When Jim English, a Notre Dame senior, spent a semester at the London Global Gateway last spring, he gained knowledge of British politics that would rival most locals.
He spent his Wednesday evenings sitting in the public galleries watching Prime Minister Theresa May debate issues such as Brexit and the refugee crisis. When his friends and family came to visit, he had full access to parliamentary grounds and was able to give them tours. From his desk, he could clearly hear Big Ben as it struck the hour. All of this was possible due to the internship program at the London Global Gateway.
As a political science major, English applied for the parliamentary internship as soon as he heard he had been accepted into the London undergraduate program last semester. He was excited about the idea of getting to work in Westminster, and seeing first-hand how another country’s political system operated.
English quickly realized that this opportunity was even more unique than he had anticipated.
“I had incredible access to all of the parliament grounds, and just right at my fingertips,” English said. “It really made me feel a part of the city and country while I was there.”
This snapshot into the British government was so unique, in fact, that his professors often called on the parliamentary interns to talk in class about their first hand experience of political policy decisions.
It wasn’t all academic. The internship shaped his time in other, more unexpected ways. English recalls his two supervisors, who became close friends in and outside of work. He remembers how they used to play music in the office, and created a fun, relaxed environment, despite the serious nature of the work they did. English is still in touch with them, and said the internship program was critical because it allowed students to forge friendships with locals and really become immersed in the British culture.
The prestigious nature of the environment of where English worked was one of the things he loved most about his time in London. However, working in a high-profile setting came with an unexpected experience. On March 22, 2017, English and several other interns were inside parliament when there was a fatal terror attack just outside Westminster. His office was sent into immediate lockdown and they were kept inside for over three hours to ensure their safety.
While it was a scary experience at the time, English spoke less of the incident itself and more about the sense of community that emerged over the following days. He praised the London Global Gateway staff for speedy and reassuring communication, and said the spirit and sense of togetherness from the general London community made him feel comfortable and secure.
English is one of many advocates for the internship program, not just because of his remarkable experience, but because of the impact it had on shaping future decisions about his career. Previously undecided about whether he wanted to work in government or in business consulting, English says he was excited by the work he did in parliament everyday, and this informed his decision about his future.
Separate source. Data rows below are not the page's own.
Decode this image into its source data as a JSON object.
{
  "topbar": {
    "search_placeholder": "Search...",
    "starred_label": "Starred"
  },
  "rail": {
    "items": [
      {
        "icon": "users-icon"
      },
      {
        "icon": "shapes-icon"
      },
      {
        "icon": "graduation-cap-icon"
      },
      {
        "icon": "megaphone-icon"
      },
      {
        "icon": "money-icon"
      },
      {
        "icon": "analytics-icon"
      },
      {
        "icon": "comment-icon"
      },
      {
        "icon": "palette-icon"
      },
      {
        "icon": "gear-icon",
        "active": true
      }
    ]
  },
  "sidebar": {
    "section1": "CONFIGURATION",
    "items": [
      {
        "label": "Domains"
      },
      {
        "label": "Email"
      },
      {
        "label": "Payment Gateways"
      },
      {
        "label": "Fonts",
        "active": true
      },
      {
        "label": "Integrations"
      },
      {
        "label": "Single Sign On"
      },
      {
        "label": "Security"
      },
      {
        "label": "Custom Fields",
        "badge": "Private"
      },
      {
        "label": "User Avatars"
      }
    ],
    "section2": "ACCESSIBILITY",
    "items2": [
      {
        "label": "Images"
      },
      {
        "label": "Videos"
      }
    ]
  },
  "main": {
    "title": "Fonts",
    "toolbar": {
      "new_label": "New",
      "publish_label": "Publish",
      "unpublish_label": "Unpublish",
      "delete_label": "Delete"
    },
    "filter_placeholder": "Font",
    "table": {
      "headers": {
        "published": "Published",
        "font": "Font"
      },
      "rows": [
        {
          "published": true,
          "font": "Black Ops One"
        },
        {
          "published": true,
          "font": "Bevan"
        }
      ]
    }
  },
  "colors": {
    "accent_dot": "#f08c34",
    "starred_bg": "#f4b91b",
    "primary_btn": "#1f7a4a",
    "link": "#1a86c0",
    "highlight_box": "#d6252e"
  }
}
“I want to be doing something that is meaningful for the rest of my life, and being involved with the government somehow is how I feel like I could do that,” said English.
He plans to continue working with constituents and to be involved in government operations. Next year, he will move to Washington, D.C., for a consulting job within the Department of Justice.
London Program students on the Hungerford Bridge
At the London Global Gateway, Program Specialist Nick Brill and Director of Student Affairs Judy Hutchinson have seen the number of internships grow from twenty-three to fifty-three under their direction. Nearly a third of all students in London are now assigned placements in environments from corporate to education and charities.
“Internship placements offer the students an authentic study abroad experience, allowing them to delve beneath the surface of the culture in which they find themselves for four months,” said Hutchinson.
“In most cases, they will depart London having had an extremely rich and in-depth intercultural experience that would have been difficult, if not impossible, to have achieved without their internship placement.”
Aside from the academic benefit of the internships, it’s the element of cultural immersion that is most valued by both students and staff involved with the program. Jack Byrnes, the chief financial officer for BBDO and a Notre Dame alumni, takes in seven or eight interns each semester, spanning four departments. In these positions, students work among colleagues from the U.K. and other countries, and contribute to a successful, global organization.
“The quality of the interns’ work is usually excellent which really helps out the teams to accomplish their goals," said Byrnes. “It is a win-win for all of us.”
It’s not just the multinational companies that benefit from the internship program. Fr. Anthony Homer is an assistant head teacher and chaplain at a school that takes several interns every semester. He’s impressed with the students’ level of engagement.
“Students fully engage in a breadth of curriculum areas and extracurricular activities, supporting in class and engaging in tailored one-on-one interventions and small group activities,” said Homer. “Interns have also supported our Catholic ethos by attending the daily mass in our chapel and working with our students in their faith formation, sharing their own stories and faith journey.”
The staff at the London Global Gateway work tirelessly to develop and expand internship opportunities in London. Hutchinson said they recognize that it allows their students to flourish culturally, spiritually, and academically. The students get the chance not only to integrate and learn from a British workplace, but also to offer their time and skills to their host organization.
English described his time in Parliament as a “memorable experience that I will never forget,” and Hutchinson hopes that many more students come back to Notre Dame saying the exact same thing.
To learn more about the internship program in London, please contact Judy Hutchinson.
Originally published by international.nd.edu on May 23, 2018.at